Ontario's Energy Minister, Brad Duguid, recently completed a tour of the SunRise Power Corporation (SunRise Power) facilities in Peterborough during the first anniversary of the company's entry into the province's solar industry. The city's MPP, Jeff Leal, accompanied the Minister on the tour of the plant, where they received first-hand looks at the solar panel-making process.
The Ontario solar industry has grown quickly since the provincial Liberal government created its feed-in tariff (FIT) program near the close of 2009. The program creates clean air and renewable energy job opportunities by paying high rates to producers of solar, wind, and biomass electricity who feed their projects into the grid. It also supports the creation of solar installation and other renewable energy classes and curricula that help train the next generation of energy workers. Investment in clean power projects has so far created at least 13,000 jobs in the province and Minister Duguid expects that it will add as many as 50,000 by the end of 2012. These jobs are welcome additions to an economy hit hard by the 2008/2009 recession that gutted the North American auto industry, on which the province relied heavily.
Company Creates Fifteen Renewable Energy Jobs, Parts for Solar Class Grads
SunRise Power is a retailer and manufacturer of solar products that include inverters and racking systems for photovoltaic installations. The company currently provides jobs for fifteen people and specializes in FIT-compliant systems that meet the program's requirements for made-in-Ontario components and local labour. These requirements help to keep both money and jobs in the province.
In addition to the FIT incentives, Ontario offers a number of other benefits to solar power producers and the businesses they serve.
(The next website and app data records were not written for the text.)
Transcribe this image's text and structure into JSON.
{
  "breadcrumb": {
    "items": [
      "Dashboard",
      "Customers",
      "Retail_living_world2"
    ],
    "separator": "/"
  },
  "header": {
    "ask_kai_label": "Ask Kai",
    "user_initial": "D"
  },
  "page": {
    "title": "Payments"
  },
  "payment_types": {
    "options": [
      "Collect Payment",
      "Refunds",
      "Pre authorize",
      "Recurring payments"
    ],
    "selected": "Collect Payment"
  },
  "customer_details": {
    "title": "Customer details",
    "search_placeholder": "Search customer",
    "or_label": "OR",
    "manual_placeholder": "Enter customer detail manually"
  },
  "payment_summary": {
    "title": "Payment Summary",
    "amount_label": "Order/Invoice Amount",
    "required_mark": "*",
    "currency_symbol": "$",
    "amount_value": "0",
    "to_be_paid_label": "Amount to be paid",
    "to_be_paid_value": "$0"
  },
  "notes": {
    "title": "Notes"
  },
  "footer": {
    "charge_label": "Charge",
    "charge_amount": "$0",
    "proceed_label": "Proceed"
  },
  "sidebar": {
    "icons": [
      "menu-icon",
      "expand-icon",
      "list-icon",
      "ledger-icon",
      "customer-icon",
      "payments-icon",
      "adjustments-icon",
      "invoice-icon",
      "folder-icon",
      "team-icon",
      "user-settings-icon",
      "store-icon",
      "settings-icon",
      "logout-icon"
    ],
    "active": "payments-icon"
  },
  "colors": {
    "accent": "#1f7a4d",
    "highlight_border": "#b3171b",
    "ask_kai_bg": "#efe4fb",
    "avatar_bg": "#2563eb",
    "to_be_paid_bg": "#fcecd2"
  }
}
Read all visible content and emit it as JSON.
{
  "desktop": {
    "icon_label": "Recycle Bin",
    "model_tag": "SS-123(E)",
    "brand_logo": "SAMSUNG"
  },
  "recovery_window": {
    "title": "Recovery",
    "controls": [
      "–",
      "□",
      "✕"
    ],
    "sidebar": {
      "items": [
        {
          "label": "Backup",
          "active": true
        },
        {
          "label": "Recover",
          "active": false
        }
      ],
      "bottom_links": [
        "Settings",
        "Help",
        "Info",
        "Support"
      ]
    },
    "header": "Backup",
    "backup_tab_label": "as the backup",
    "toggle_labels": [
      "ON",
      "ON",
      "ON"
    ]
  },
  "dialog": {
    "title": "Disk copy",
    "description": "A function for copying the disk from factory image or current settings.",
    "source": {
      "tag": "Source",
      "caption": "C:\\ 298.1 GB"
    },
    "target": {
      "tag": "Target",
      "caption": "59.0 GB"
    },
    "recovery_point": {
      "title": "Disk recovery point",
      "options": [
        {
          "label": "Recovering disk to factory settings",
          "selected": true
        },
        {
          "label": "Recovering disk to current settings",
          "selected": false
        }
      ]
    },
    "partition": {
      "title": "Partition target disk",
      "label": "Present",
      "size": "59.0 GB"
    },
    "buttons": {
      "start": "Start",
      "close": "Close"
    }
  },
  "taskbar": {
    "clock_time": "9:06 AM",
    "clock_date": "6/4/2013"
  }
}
The province's solar PV classes bring much needed expertise to the industry as the local economy transitions from traditional manufacturing to greener and cleaner ways of doing business.
"We have the ability to take on the world," says the Energy Minister, who adds that Ontario plans to terminate operations at all of its coal-fired power plants by 2014. With the help of companies like SunRise Power, the province can meet this goal while it creates jobs and inspires green education and innovation for years to come.